### Required work
Lines of the records that hold the word "installed" are to be counted; give the number and nothing more.
-------- Material provided --------
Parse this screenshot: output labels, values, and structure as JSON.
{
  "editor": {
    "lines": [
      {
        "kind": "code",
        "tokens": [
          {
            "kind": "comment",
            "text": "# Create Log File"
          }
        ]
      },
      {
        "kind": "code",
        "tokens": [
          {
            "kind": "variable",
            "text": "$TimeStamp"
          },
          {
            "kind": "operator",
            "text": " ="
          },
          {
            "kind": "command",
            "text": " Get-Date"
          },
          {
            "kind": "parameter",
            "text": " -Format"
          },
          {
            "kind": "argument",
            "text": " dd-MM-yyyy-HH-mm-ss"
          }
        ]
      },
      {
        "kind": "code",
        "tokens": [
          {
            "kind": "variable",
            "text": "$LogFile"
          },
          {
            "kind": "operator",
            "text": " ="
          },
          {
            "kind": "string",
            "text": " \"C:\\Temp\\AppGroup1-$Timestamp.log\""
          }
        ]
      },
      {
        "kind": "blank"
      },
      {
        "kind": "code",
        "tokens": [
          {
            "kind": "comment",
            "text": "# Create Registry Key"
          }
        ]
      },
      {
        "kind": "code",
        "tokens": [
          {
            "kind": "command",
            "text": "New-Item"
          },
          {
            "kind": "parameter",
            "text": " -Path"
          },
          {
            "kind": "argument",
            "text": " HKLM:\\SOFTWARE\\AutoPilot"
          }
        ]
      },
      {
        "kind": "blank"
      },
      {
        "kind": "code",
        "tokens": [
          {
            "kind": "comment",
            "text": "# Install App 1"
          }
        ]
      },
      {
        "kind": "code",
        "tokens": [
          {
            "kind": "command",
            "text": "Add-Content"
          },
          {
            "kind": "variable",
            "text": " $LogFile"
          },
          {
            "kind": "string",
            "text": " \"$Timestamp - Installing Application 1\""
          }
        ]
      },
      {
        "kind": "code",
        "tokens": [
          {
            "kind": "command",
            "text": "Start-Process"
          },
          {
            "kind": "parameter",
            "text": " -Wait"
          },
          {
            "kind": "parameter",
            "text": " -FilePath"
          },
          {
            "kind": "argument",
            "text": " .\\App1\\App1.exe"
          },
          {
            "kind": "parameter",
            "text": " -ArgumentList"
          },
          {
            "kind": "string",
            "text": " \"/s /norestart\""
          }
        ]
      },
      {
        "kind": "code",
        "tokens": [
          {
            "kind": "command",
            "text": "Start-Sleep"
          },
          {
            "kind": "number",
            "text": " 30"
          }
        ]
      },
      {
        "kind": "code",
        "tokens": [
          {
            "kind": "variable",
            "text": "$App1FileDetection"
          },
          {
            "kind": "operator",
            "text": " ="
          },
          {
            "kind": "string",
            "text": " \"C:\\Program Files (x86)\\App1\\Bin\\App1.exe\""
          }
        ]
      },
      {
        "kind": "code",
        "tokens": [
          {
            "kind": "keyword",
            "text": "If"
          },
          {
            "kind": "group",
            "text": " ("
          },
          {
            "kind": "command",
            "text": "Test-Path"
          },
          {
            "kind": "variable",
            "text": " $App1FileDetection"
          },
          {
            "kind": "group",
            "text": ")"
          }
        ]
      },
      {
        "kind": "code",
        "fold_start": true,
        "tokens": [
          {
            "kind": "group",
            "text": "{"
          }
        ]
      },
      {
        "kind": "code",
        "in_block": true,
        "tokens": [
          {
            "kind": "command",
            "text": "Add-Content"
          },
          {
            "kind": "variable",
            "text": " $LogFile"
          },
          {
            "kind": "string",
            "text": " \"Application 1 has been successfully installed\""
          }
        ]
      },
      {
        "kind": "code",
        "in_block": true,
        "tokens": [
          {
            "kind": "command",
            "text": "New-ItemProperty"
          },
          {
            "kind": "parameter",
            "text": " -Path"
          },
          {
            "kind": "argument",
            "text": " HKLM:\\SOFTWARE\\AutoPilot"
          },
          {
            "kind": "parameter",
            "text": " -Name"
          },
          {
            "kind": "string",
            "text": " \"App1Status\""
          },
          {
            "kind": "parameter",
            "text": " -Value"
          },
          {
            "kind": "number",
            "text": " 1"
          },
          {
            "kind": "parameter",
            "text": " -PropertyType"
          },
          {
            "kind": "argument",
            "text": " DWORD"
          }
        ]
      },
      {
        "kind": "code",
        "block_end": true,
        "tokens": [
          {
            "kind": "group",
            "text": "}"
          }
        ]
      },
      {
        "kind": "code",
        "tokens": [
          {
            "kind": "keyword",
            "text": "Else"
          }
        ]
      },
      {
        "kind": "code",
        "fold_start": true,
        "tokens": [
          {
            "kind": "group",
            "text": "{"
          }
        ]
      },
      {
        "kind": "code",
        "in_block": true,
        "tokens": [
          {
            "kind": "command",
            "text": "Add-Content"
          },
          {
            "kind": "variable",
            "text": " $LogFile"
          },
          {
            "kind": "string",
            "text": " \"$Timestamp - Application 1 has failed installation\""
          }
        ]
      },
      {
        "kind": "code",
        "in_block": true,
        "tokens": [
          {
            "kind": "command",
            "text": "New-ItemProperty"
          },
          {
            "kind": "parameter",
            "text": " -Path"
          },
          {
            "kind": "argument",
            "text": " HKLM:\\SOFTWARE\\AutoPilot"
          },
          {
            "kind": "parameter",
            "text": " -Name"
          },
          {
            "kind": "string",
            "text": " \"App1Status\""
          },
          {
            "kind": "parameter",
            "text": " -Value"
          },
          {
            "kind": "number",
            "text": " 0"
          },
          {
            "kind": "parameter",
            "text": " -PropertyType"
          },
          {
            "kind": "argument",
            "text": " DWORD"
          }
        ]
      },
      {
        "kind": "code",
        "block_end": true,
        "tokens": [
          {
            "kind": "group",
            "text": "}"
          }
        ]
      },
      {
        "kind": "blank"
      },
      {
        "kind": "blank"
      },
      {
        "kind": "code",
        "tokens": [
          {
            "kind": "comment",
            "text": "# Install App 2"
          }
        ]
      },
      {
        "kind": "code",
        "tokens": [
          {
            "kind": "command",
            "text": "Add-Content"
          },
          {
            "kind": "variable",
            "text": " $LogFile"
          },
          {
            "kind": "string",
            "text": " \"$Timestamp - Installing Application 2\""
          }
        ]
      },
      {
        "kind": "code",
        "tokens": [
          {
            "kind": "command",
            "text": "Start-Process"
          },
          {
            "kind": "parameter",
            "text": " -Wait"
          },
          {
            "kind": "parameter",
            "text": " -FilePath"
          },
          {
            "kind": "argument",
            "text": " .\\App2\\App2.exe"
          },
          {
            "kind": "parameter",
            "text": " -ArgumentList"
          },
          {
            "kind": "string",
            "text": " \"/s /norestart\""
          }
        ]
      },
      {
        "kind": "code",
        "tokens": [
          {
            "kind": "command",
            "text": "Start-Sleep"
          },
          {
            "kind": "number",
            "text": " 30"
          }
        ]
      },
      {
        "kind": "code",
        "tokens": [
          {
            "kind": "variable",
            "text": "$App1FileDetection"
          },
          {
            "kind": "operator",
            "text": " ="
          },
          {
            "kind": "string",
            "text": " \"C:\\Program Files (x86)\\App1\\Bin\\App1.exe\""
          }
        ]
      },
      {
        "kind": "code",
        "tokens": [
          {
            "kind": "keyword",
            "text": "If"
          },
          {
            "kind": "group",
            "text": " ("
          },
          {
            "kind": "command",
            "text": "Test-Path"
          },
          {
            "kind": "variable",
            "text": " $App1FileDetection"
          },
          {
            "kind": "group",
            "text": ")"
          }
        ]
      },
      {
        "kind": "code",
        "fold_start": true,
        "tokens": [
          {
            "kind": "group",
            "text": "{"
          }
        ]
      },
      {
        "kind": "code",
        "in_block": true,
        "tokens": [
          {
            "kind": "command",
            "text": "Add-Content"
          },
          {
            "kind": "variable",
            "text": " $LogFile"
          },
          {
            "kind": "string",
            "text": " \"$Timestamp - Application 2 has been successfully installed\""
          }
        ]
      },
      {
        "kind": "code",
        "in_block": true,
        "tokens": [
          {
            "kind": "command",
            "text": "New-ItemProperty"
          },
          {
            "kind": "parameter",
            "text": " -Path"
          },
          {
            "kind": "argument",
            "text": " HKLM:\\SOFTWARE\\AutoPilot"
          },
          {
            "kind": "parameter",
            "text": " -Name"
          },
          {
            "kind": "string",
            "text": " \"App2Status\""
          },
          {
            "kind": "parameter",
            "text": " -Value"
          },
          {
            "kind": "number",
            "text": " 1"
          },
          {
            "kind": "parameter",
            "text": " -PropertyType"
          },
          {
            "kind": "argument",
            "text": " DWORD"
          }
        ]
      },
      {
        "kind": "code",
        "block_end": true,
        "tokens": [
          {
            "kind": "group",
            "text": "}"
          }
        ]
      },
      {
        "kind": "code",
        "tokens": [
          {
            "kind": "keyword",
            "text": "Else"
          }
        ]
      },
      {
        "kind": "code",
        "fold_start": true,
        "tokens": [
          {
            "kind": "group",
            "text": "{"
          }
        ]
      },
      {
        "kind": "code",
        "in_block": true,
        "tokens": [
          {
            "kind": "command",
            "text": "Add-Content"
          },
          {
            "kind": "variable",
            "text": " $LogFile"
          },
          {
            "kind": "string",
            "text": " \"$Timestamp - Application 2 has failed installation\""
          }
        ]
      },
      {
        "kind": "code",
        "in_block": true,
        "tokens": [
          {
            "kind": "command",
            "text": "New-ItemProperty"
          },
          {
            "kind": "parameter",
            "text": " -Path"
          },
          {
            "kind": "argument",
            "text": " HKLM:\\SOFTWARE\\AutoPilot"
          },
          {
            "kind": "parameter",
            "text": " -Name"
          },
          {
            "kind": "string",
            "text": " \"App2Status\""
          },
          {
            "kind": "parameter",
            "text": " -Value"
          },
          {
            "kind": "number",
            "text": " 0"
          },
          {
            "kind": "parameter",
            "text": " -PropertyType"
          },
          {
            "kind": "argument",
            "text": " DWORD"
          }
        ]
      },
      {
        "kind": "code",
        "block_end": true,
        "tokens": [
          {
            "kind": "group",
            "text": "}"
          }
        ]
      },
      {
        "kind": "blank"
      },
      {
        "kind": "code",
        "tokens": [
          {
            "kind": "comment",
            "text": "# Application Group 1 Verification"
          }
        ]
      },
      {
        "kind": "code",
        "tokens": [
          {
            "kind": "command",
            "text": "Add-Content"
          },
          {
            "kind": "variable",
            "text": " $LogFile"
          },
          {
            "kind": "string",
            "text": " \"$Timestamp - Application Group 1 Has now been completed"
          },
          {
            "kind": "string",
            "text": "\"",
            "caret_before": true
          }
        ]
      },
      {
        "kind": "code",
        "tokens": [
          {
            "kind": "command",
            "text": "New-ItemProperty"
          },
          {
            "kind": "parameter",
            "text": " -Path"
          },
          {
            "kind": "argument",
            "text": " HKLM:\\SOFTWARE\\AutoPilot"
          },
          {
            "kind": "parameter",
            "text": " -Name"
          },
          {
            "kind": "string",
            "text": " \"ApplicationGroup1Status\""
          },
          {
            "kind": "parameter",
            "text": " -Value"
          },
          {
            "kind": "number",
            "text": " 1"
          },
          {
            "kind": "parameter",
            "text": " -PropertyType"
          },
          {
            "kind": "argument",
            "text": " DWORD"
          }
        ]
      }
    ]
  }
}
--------
### The completed task
2